Task item -
Locate every line in the records below that holds the word "band" and return each one.

Dataset rows describing interfaces
*** Block opens ***

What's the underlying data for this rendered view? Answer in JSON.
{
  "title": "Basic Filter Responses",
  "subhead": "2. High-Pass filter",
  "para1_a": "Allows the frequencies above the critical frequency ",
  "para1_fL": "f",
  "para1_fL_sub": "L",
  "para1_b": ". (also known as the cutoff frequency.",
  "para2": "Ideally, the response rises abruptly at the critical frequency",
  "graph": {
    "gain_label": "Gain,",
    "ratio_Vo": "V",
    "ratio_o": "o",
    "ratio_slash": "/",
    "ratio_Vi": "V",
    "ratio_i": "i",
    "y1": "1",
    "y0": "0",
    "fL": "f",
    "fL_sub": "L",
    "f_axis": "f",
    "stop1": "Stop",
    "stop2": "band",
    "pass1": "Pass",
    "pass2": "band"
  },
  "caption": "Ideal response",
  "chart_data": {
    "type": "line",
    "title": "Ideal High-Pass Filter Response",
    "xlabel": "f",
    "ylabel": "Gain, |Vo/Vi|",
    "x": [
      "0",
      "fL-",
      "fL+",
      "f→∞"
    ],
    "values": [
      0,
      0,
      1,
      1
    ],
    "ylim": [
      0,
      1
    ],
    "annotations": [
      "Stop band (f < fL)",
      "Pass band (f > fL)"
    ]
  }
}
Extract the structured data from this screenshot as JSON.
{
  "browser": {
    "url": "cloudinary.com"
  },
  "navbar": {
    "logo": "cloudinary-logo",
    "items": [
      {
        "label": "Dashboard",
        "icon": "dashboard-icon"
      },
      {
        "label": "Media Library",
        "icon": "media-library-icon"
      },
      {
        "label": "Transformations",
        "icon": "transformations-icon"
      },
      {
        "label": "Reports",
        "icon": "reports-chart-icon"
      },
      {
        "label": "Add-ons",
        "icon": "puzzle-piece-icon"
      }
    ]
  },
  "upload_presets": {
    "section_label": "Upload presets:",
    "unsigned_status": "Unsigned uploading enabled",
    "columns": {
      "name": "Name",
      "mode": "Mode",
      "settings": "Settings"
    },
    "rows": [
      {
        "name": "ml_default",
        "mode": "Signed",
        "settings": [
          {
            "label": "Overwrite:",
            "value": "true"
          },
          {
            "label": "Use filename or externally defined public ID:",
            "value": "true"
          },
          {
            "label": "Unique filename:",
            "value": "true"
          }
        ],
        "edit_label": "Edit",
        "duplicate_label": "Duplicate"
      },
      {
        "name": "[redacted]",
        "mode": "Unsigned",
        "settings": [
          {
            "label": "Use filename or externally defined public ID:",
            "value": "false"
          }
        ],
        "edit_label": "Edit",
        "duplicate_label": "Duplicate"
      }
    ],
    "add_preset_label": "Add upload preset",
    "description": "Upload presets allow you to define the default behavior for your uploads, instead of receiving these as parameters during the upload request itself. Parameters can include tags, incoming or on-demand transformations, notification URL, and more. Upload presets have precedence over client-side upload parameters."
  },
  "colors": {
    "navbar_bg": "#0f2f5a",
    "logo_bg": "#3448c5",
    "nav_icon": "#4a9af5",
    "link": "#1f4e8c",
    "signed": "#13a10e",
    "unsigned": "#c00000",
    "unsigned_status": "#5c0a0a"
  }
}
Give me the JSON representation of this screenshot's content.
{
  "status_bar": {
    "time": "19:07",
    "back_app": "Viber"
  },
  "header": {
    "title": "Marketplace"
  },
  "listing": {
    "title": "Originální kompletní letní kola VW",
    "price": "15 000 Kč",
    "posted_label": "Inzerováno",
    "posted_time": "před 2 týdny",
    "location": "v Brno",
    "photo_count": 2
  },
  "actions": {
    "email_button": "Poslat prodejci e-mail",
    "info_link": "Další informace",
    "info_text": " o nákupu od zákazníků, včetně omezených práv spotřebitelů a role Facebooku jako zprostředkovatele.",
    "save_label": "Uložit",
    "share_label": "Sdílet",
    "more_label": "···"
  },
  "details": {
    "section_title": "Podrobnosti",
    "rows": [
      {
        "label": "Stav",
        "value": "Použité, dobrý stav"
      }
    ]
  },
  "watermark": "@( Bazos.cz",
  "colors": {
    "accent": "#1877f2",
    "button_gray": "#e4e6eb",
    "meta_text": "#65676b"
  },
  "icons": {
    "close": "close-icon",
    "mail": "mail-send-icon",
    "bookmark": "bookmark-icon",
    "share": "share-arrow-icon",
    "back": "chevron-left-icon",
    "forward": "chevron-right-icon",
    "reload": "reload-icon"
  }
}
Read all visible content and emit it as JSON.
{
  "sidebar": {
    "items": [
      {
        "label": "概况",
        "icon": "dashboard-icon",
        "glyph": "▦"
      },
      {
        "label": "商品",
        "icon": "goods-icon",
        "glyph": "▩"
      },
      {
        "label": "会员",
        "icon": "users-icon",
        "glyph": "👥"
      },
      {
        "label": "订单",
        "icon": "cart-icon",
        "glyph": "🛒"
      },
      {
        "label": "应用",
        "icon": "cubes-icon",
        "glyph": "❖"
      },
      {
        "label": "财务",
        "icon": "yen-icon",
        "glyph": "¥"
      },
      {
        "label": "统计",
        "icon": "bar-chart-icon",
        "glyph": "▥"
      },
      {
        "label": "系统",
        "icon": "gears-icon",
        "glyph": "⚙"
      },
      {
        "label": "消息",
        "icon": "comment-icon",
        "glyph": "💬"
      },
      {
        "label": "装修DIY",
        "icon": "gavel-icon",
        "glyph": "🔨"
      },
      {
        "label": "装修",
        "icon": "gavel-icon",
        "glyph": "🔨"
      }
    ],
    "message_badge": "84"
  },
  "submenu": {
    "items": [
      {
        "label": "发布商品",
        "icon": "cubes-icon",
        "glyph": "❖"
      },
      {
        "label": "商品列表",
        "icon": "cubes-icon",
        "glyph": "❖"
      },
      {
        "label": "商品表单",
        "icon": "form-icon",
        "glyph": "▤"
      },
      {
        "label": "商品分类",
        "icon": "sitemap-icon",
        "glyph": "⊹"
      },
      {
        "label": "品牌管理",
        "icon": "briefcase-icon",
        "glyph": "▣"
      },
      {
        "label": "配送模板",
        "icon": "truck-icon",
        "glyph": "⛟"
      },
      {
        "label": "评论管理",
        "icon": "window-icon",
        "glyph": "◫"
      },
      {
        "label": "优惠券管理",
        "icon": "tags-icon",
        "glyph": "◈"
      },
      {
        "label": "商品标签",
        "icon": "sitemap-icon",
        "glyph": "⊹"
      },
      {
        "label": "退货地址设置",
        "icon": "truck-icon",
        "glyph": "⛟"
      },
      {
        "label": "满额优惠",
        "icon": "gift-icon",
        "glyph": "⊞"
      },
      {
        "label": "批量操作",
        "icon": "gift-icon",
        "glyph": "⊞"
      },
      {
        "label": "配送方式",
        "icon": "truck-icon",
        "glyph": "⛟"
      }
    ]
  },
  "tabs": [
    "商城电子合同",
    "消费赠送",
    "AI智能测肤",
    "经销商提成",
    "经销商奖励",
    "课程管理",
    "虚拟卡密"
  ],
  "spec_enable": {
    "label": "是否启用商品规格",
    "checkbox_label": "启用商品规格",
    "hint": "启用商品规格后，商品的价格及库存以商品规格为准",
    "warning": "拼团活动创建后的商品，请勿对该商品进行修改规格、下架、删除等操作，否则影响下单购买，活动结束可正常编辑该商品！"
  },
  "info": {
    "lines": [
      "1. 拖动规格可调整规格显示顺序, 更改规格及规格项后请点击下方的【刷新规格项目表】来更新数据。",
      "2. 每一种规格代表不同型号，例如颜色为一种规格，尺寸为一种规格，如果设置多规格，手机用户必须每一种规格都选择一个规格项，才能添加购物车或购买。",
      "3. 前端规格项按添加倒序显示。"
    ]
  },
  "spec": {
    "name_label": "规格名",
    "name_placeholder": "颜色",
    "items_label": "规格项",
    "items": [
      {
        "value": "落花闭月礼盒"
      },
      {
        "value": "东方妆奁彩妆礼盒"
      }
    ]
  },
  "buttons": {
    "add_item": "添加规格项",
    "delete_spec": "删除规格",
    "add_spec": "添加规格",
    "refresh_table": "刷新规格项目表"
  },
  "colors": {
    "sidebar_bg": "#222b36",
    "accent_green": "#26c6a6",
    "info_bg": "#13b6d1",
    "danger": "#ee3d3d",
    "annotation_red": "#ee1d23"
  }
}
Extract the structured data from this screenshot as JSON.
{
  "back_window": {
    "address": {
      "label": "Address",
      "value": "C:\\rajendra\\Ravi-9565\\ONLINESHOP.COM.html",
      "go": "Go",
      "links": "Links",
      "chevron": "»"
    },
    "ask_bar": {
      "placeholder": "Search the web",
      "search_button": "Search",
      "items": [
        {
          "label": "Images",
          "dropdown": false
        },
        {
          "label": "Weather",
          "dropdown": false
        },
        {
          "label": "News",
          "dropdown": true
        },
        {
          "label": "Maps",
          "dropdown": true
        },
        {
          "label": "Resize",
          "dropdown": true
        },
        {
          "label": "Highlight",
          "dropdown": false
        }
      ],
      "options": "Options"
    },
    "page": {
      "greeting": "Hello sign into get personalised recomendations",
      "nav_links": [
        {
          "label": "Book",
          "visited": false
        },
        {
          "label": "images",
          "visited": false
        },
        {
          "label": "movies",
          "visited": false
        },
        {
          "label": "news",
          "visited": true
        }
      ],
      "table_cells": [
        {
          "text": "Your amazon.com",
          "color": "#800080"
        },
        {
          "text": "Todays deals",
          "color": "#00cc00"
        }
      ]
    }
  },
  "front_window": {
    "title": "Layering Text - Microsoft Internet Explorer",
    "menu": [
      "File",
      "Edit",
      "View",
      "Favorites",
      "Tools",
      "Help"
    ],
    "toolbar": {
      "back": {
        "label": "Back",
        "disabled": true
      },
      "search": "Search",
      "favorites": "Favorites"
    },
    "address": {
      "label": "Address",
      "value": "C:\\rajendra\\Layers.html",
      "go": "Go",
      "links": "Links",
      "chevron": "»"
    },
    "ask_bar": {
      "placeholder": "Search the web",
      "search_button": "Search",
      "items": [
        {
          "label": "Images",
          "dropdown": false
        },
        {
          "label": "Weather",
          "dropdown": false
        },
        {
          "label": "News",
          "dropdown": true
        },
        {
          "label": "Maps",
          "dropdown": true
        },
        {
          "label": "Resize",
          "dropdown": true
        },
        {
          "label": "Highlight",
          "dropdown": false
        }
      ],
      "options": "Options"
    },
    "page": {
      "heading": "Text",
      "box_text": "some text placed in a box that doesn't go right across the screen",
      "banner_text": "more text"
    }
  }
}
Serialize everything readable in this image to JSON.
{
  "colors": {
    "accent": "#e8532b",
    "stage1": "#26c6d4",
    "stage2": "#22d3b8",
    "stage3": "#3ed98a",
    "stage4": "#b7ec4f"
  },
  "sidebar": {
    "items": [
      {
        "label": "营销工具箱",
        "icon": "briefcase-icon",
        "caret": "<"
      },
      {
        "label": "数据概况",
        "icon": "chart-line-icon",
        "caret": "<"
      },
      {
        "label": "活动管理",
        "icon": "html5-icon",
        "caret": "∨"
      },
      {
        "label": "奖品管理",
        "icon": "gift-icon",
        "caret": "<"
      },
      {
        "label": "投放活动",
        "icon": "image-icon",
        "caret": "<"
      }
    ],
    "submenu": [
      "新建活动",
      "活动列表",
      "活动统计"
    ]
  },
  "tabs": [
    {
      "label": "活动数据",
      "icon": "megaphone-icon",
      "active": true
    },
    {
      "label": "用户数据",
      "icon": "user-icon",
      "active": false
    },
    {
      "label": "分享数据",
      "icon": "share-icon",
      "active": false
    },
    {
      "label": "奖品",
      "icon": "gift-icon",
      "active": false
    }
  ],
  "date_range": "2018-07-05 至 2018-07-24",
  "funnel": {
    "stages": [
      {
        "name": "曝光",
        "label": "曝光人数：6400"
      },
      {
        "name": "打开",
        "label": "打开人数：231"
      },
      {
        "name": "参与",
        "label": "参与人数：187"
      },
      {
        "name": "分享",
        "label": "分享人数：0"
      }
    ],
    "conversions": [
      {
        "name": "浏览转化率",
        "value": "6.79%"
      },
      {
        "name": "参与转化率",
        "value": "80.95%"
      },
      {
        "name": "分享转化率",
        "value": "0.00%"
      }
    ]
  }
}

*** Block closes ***

Response area -
    "stop2": "band",
    "pass2": "band"
      "Stop band (f < fL)",
      "Pass band (f > fL)"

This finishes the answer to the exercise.